[Available data]

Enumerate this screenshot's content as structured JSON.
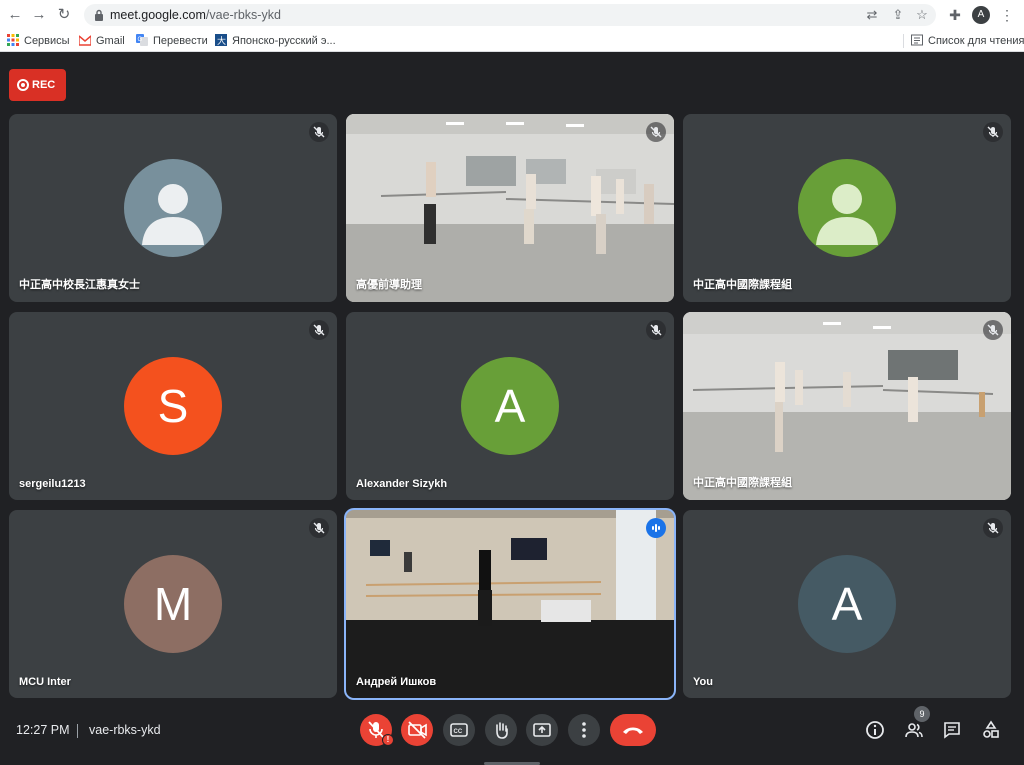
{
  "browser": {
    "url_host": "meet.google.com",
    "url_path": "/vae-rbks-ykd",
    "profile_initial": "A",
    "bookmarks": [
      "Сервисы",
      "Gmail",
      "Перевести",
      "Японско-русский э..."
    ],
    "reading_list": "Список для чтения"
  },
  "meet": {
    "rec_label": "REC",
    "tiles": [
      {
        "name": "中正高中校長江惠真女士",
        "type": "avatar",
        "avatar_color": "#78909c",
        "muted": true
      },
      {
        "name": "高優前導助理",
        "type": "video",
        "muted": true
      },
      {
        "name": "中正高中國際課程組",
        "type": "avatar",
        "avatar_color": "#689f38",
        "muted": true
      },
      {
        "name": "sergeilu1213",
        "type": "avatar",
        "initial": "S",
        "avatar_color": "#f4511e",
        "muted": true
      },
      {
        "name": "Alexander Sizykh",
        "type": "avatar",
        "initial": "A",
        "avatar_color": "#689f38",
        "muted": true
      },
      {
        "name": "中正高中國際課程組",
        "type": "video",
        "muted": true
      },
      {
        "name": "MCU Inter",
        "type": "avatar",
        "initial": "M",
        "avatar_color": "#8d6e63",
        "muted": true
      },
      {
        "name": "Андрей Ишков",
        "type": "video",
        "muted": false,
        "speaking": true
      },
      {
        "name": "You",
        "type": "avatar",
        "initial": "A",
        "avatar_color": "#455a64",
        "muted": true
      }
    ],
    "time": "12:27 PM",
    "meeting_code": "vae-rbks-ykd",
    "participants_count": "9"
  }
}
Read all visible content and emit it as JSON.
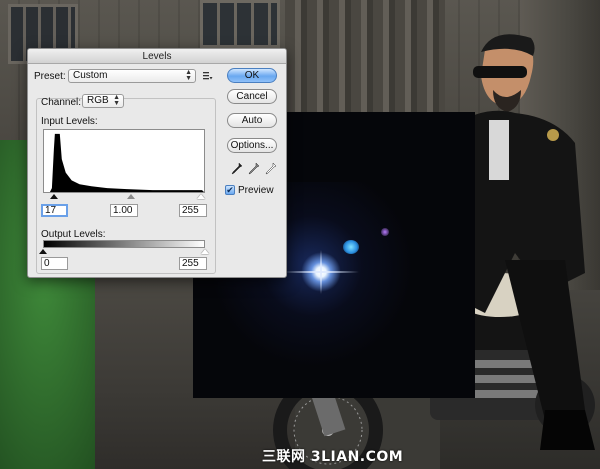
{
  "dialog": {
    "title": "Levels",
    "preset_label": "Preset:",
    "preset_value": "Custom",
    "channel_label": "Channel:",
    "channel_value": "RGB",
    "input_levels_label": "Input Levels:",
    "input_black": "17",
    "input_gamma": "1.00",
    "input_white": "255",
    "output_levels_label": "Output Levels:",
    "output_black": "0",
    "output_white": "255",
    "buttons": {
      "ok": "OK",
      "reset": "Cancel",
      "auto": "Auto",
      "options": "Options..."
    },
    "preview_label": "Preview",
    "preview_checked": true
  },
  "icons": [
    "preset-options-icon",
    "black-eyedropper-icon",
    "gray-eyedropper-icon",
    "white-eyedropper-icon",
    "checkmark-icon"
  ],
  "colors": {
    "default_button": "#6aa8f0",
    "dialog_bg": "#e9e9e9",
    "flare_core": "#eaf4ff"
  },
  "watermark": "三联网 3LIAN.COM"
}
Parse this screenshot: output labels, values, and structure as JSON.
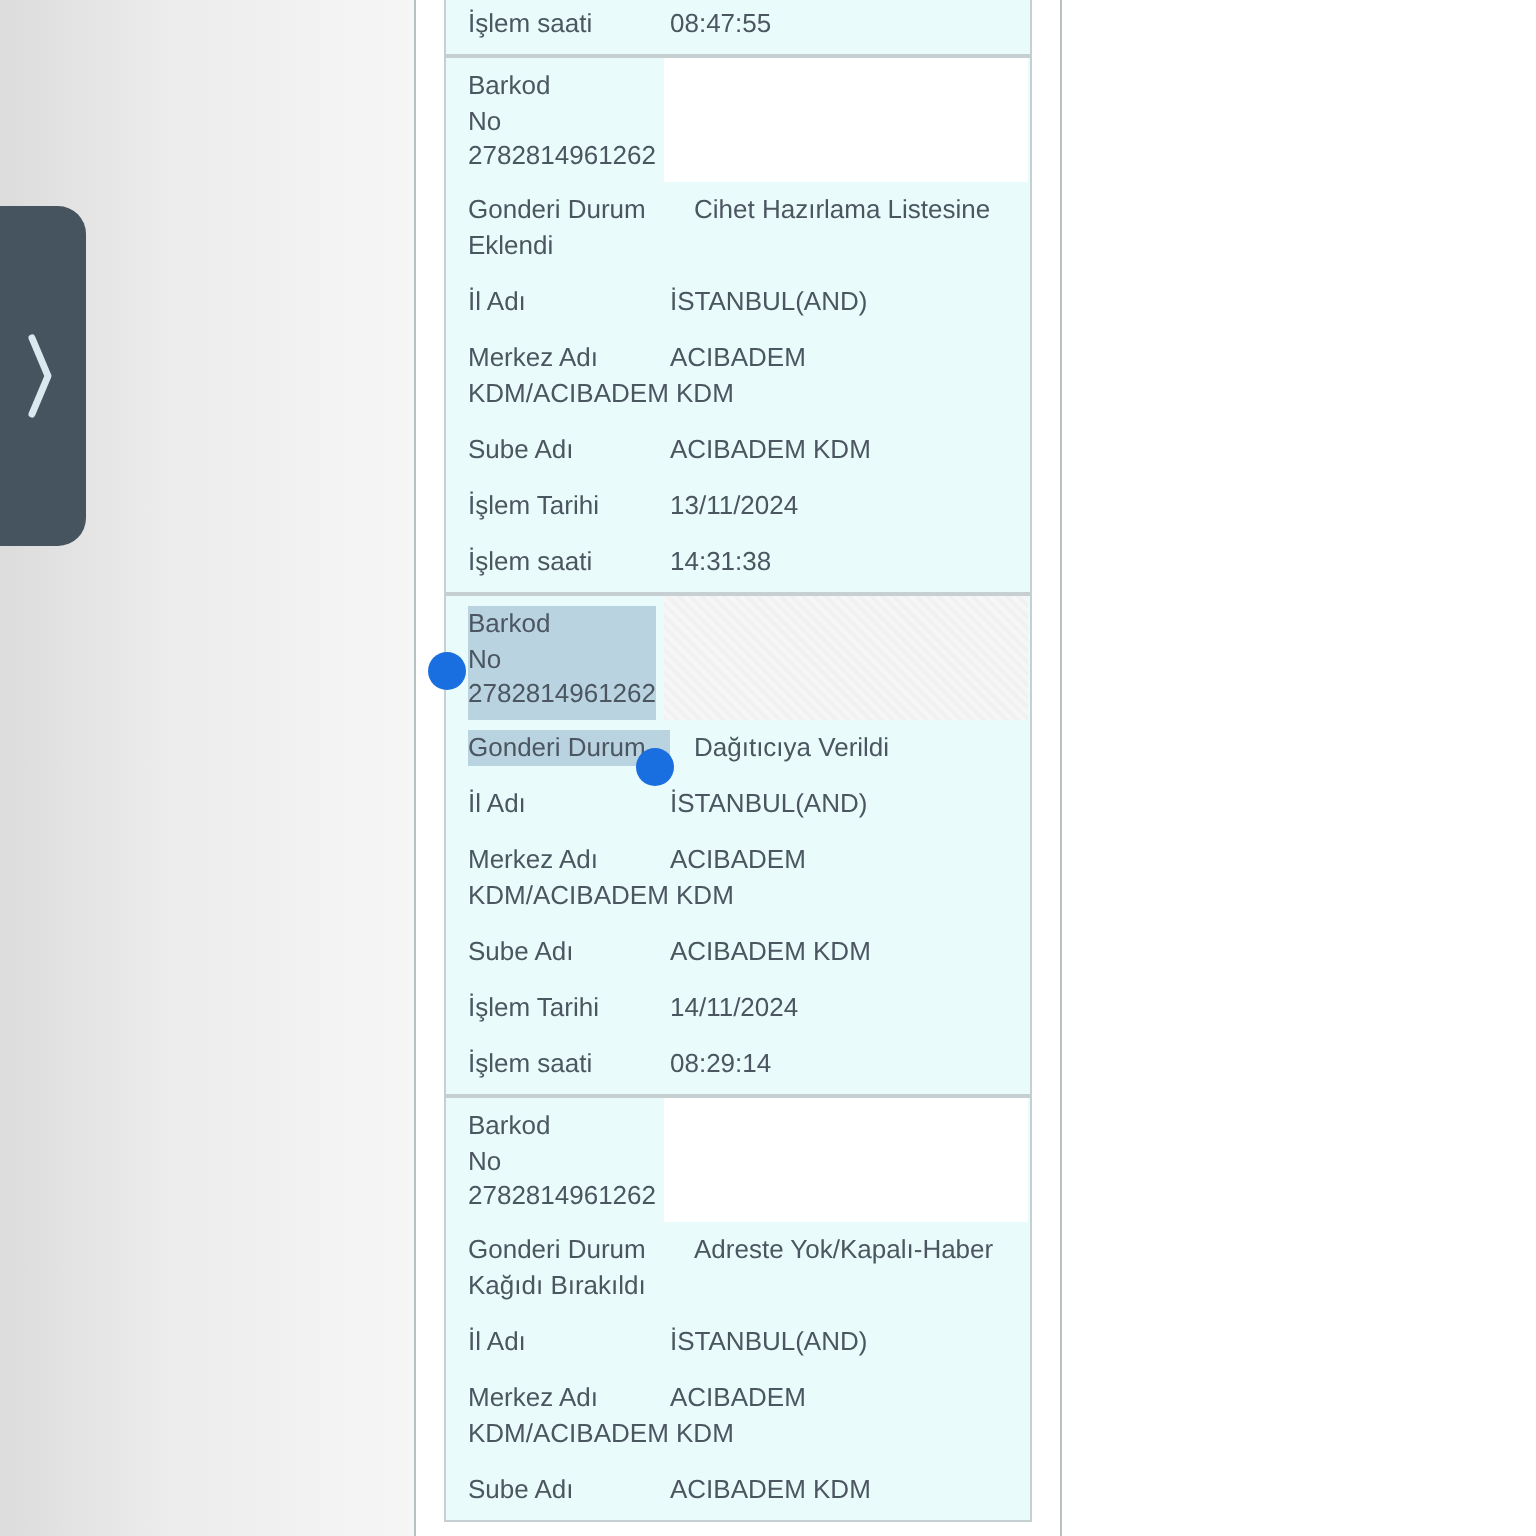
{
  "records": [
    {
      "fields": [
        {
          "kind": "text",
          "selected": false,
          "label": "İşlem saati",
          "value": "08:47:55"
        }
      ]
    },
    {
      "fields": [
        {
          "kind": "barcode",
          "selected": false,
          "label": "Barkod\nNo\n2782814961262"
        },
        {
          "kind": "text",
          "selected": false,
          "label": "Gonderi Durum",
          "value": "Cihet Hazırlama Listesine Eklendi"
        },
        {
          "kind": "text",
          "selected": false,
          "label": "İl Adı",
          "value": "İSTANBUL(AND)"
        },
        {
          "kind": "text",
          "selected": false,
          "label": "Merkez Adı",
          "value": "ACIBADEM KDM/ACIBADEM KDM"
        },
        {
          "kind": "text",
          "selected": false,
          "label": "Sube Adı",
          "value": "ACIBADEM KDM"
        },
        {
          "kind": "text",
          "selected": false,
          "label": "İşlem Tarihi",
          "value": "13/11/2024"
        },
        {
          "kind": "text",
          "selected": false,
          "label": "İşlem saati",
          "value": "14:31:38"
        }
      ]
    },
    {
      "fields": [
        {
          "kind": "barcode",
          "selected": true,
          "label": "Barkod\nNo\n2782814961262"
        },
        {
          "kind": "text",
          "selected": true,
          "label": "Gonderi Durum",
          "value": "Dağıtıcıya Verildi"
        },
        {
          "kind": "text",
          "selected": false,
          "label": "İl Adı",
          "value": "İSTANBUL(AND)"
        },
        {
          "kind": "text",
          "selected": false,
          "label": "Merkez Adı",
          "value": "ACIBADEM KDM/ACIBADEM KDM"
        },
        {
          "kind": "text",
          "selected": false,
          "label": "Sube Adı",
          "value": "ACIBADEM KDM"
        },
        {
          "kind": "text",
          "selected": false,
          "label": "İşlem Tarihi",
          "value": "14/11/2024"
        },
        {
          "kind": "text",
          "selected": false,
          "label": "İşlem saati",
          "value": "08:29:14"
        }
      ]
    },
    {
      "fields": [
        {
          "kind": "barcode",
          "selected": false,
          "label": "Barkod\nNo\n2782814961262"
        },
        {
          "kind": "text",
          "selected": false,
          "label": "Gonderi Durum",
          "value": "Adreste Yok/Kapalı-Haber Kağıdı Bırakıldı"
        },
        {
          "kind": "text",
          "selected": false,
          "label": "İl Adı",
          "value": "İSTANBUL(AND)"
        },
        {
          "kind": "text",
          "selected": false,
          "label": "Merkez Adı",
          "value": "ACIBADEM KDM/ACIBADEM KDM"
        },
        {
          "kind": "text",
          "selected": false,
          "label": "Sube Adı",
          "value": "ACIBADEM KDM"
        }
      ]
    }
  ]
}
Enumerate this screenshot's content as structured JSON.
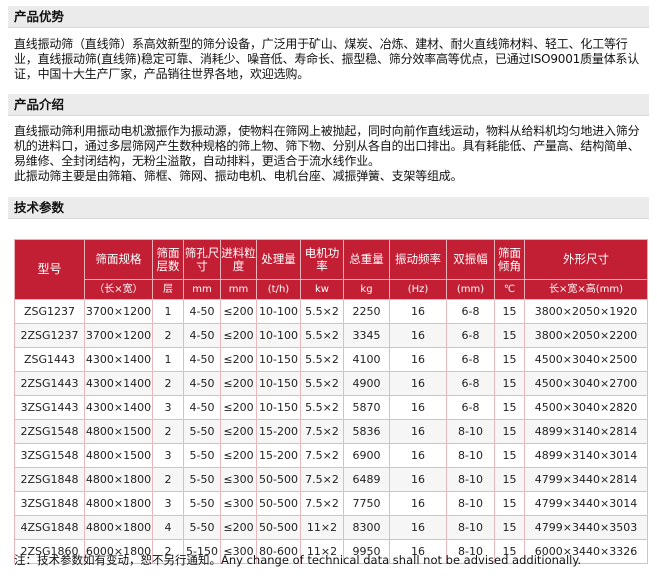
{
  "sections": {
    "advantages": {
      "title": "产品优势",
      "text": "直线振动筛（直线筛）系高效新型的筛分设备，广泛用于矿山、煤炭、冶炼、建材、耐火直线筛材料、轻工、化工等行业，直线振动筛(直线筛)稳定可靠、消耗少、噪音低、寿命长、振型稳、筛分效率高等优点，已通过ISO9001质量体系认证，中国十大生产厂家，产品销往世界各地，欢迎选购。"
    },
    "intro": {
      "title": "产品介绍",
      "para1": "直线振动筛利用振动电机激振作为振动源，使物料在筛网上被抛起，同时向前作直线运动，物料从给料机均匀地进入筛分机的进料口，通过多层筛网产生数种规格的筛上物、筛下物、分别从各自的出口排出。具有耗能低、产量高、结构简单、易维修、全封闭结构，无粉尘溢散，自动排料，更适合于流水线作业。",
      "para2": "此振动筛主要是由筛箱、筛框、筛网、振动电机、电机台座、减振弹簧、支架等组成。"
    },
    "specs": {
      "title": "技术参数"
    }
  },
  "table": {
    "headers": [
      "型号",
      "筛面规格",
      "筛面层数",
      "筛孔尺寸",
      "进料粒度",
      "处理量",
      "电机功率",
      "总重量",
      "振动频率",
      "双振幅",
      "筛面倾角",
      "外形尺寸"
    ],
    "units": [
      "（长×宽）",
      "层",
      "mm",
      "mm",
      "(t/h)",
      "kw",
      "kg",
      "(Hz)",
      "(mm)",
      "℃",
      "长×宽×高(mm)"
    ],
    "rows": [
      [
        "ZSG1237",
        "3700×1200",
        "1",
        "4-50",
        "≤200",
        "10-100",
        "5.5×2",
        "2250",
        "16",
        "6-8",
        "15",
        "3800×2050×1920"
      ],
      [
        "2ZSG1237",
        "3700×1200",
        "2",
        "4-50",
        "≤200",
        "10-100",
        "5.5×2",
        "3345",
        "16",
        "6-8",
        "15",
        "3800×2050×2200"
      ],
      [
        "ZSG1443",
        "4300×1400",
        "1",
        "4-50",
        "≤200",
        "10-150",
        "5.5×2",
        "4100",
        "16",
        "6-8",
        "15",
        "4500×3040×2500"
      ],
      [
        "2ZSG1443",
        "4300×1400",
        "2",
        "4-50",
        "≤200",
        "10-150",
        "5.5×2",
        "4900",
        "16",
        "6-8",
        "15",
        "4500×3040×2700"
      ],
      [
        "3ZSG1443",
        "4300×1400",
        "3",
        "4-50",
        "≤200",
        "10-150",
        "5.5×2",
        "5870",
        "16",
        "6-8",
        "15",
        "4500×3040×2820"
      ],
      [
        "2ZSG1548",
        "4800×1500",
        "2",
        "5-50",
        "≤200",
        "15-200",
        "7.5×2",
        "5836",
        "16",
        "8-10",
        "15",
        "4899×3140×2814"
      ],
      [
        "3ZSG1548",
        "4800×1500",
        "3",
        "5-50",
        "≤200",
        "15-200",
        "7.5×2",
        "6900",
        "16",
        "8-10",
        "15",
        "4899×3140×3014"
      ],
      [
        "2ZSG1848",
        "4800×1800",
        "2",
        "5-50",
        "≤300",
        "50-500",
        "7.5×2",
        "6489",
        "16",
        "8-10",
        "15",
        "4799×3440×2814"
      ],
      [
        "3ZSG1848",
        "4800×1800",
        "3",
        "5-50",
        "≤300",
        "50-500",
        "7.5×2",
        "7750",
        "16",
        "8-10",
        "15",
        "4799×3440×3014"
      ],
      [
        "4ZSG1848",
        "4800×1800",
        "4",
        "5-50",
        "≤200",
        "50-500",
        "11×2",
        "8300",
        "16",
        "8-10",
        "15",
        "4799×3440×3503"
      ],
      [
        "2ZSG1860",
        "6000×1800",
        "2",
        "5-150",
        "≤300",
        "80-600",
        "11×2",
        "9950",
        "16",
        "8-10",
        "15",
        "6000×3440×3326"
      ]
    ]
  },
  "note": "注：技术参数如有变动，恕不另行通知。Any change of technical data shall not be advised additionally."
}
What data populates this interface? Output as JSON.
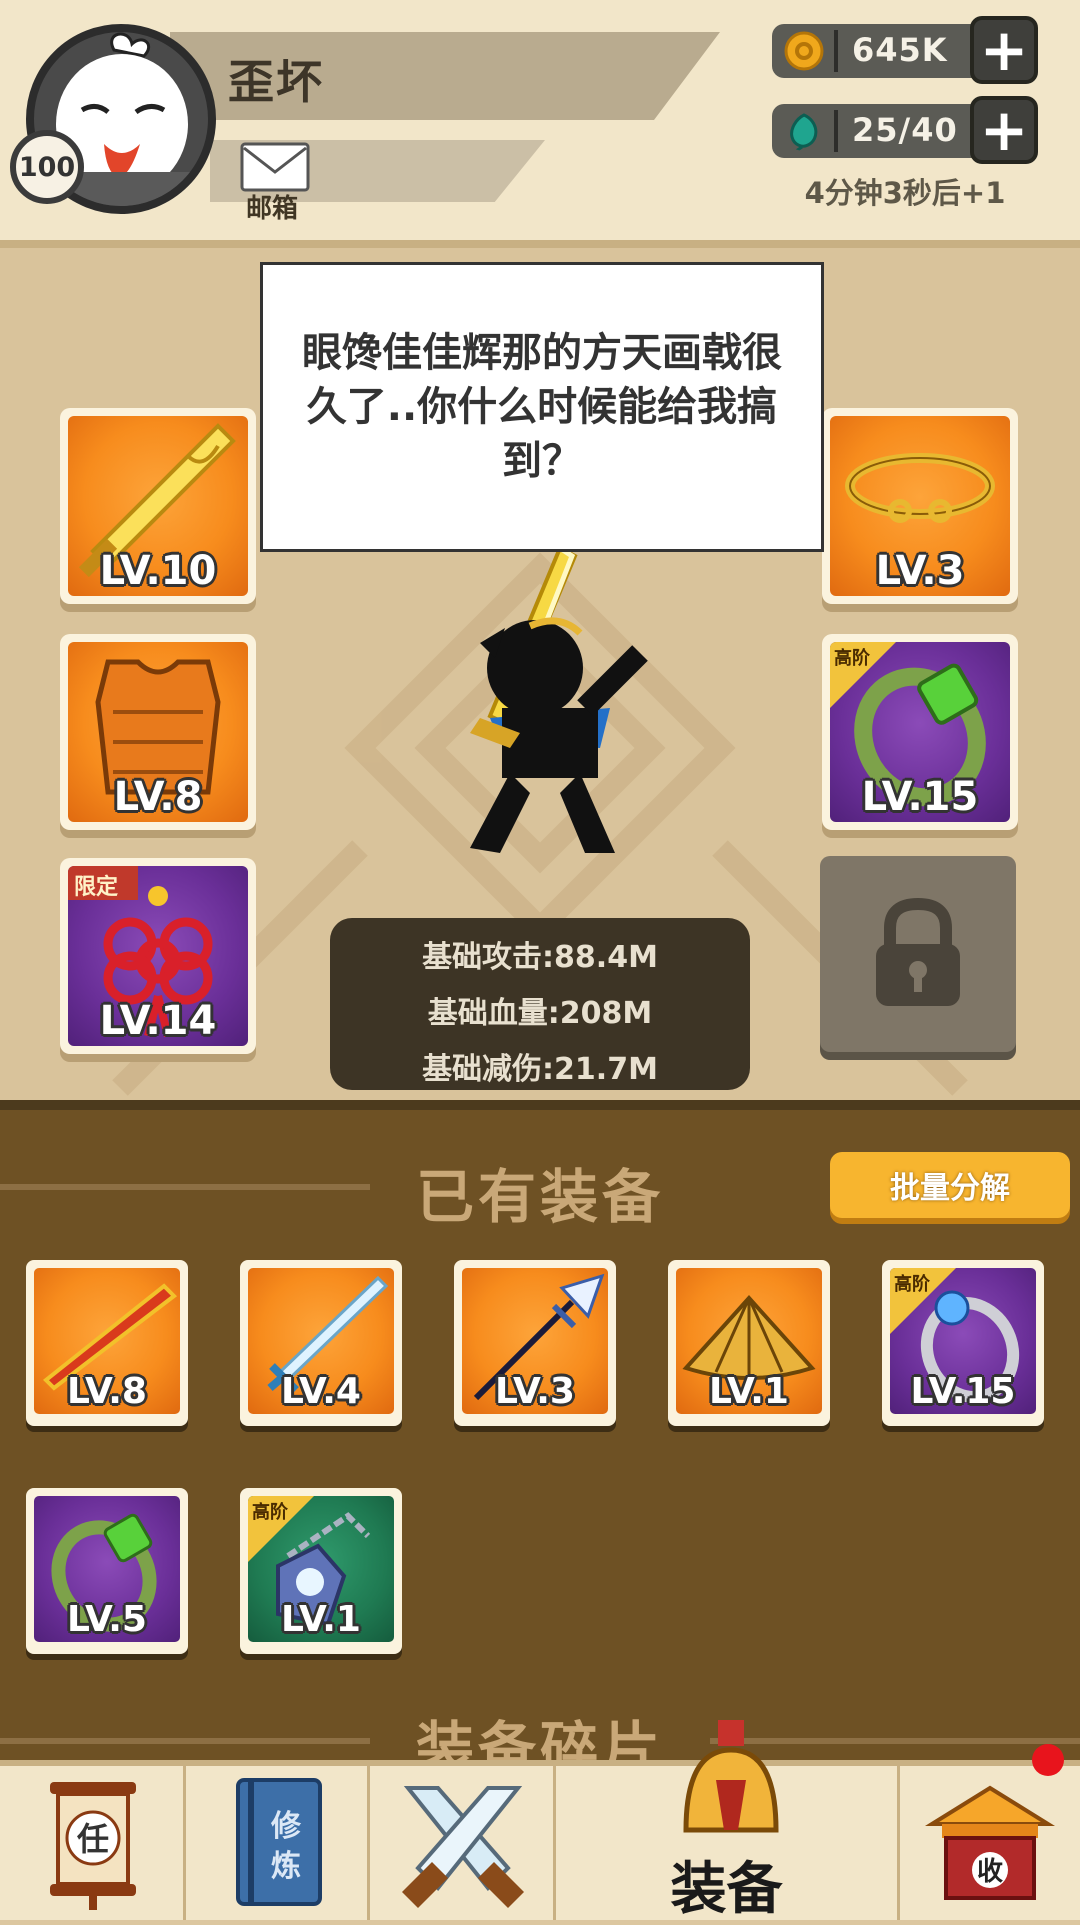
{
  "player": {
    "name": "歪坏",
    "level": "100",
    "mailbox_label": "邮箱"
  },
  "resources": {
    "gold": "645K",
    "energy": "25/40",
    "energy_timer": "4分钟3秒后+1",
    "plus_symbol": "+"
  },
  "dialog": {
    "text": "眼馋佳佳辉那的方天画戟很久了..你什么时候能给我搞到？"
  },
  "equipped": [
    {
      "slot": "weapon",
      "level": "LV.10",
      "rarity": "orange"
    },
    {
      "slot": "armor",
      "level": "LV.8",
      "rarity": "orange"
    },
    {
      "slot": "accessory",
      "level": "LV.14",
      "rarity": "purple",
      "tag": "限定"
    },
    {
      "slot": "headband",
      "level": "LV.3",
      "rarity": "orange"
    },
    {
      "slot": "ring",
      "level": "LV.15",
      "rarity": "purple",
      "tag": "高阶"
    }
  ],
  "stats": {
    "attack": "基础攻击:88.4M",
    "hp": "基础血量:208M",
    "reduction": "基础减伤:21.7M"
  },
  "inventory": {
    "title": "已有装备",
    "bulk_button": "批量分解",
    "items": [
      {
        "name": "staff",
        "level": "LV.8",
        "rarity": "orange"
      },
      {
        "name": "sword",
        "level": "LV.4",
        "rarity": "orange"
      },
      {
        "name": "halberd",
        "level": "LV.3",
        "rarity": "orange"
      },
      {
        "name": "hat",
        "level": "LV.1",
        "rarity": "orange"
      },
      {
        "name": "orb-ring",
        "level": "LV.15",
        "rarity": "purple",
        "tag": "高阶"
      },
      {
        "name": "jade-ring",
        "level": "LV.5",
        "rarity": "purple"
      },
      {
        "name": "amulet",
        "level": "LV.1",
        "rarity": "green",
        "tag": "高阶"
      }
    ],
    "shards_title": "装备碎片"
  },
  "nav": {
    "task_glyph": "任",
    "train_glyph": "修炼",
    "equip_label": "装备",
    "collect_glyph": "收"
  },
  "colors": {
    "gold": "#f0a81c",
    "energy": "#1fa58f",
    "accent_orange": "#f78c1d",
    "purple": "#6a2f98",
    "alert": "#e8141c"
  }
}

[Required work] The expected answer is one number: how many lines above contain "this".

[Result of the task] 4